Besides being a good read, this novel has made me re-assess present day family and community relationships and interdependence.
It’s an illuminating examination of the points at which an Eastern and a Western culture intersect, a remarkable exposure of the flaws in common stereotypes, and a convincing portrait of a young woman discovering herself against the backdrop of urban Britain.
It just filled me with joy when I came across it, it’s empowering in the way that only telling it like it really is can be.
The female characters particularly stand out as they are both very individual and don’t give in to pressure to act a certain way during a time when I think that would be particularly difficult.
This story tells how families were fragmented and how some lucky ones found each other.

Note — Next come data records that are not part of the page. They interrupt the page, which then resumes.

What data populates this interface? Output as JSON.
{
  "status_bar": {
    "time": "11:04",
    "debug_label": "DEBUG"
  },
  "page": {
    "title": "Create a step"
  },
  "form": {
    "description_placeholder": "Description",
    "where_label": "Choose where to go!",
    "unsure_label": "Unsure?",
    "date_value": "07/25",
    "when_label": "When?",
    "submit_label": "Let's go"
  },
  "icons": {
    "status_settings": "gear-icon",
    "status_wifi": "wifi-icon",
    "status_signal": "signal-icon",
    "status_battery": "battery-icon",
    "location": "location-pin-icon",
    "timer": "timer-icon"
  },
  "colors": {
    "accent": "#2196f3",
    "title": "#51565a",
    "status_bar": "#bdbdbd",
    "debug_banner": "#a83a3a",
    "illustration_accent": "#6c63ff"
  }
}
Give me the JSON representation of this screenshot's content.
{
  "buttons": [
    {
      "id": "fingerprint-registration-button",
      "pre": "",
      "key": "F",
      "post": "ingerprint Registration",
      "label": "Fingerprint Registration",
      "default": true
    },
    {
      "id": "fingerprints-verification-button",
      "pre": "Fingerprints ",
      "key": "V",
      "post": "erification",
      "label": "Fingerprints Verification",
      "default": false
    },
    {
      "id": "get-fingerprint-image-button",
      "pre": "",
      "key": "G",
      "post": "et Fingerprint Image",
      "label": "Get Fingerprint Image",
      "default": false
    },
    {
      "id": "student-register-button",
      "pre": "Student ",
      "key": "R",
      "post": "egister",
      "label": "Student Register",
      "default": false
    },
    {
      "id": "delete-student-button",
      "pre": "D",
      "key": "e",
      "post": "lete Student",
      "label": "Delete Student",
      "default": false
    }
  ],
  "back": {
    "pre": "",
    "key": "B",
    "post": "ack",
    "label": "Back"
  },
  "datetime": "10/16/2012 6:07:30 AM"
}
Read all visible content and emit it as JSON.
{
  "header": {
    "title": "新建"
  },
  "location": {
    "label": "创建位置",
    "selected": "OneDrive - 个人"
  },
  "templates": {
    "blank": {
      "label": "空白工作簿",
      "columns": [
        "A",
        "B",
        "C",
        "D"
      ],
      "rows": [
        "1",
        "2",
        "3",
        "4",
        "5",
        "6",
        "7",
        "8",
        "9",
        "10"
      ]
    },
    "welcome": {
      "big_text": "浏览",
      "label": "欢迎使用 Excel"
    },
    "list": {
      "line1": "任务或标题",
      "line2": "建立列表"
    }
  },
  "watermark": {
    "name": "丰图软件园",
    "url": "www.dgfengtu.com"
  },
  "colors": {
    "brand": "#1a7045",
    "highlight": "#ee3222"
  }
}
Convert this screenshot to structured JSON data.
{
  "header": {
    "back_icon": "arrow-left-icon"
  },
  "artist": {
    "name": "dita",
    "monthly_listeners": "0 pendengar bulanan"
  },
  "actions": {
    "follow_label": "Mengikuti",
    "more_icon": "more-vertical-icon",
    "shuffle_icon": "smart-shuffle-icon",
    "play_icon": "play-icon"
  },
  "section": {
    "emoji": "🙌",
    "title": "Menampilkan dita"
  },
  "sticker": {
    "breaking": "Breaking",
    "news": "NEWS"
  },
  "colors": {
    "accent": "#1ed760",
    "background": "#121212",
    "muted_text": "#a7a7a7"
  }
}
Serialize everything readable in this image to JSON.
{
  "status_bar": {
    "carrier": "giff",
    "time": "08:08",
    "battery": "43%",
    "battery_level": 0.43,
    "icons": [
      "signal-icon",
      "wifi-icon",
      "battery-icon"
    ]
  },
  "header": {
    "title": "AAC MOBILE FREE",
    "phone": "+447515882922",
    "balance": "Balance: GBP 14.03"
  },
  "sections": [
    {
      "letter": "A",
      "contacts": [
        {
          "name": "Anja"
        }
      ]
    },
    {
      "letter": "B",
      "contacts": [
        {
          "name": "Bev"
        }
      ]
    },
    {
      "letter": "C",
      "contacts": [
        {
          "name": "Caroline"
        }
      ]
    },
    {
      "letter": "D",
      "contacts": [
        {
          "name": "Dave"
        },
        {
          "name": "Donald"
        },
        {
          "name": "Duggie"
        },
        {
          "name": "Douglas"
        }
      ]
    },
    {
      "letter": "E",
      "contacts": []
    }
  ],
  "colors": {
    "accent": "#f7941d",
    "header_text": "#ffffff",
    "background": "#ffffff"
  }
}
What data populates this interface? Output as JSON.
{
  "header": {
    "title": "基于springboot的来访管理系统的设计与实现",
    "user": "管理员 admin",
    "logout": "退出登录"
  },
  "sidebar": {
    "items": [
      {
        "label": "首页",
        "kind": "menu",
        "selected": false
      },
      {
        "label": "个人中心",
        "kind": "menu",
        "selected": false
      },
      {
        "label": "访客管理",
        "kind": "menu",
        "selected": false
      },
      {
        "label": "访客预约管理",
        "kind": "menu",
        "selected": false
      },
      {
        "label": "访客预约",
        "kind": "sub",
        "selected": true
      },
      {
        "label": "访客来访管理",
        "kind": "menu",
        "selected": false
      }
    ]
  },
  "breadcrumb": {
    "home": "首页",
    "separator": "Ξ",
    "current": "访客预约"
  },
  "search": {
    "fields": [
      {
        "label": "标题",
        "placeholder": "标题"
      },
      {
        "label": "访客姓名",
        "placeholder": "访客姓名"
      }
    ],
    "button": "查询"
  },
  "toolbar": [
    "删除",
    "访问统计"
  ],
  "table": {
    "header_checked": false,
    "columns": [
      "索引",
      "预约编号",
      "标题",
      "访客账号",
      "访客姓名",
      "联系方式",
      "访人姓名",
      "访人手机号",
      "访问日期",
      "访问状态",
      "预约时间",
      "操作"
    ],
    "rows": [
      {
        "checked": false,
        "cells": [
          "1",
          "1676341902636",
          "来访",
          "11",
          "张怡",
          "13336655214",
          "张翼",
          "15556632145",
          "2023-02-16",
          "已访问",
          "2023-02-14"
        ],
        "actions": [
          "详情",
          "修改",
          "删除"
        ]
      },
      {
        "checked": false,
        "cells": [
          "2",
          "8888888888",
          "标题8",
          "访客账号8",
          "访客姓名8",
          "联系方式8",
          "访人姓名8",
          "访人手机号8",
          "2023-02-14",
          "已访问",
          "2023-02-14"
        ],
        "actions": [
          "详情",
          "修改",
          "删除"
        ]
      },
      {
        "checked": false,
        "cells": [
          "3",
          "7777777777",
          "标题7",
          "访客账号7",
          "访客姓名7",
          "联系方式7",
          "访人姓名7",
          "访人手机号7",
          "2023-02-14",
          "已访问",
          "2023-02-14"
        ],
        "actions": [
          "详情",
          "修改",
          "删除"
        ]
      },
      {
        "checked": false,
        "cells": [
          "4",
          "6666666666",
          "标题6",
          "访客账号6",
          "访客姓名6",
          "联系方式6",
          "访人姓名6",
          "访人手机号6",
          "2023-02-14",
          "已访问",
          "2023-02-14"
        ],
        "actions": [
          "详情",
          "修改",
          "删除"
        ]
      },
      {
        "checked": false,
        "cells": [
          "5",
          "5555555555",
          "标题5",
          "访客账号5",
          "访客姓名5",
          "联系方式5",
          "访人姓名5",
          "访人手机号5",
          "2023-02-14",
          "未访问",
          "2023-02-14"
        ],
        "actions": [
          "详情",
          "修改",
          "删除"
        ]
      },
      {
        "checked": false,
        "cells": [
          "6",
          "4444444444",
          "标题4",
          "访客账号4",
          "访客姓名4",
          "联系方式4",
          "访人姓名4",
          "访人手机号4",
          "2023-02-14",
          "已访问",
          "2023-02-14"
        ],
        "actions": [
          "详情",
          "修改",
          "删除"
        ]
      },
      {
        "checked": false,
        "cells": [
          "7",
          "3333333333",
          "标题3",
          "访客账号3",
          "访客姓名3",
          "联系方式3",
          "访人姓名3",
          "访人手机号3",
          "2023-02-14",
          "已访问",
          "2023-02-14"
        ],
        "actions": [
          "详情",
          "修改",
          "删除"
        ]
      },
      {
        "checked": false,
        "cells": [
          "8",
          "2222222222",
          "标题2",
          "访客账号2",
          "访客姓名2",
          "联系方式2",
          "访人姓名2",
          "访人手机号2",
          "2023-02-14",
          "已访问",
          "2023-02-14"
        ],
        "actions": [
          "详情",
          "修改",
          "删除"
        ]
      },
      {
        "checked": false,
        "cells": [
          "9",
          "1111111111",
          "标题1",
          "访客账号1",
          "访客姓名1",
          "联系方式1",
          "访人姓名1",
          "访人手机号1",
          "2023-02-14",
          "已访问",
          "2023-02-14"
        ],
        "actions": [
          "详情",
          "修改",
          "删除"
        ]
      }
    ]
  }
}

Although fiction, the horror of the greatest loss of civilian life, in a Scottish town, in World War II, is described, as is the warmth and resilience of the `Bankies`. The author has brought the Blitz alive through Lenny and her war experience.
I loved this book when I read it because it’s dark, but it is positive in the end, the prose is great, the language is rich and the whole tapestry of these imperfect human beings and their lives in this small and slightly weird community is very rich and satisfying.
I also enjoyed it because it’s an escape, which is sometimes what reading should be – it’s funny and gentle but very true about people.
It discusses unflinchingly themes of sexuality, gender roles, death and dysfunctional family, and all the while references Bechdel’s infectious love for literature, philosophy, and the works of great feminist and queer writers.
There is something about this poem that I find incredibly comforting. It always makes me cry, but in a good way!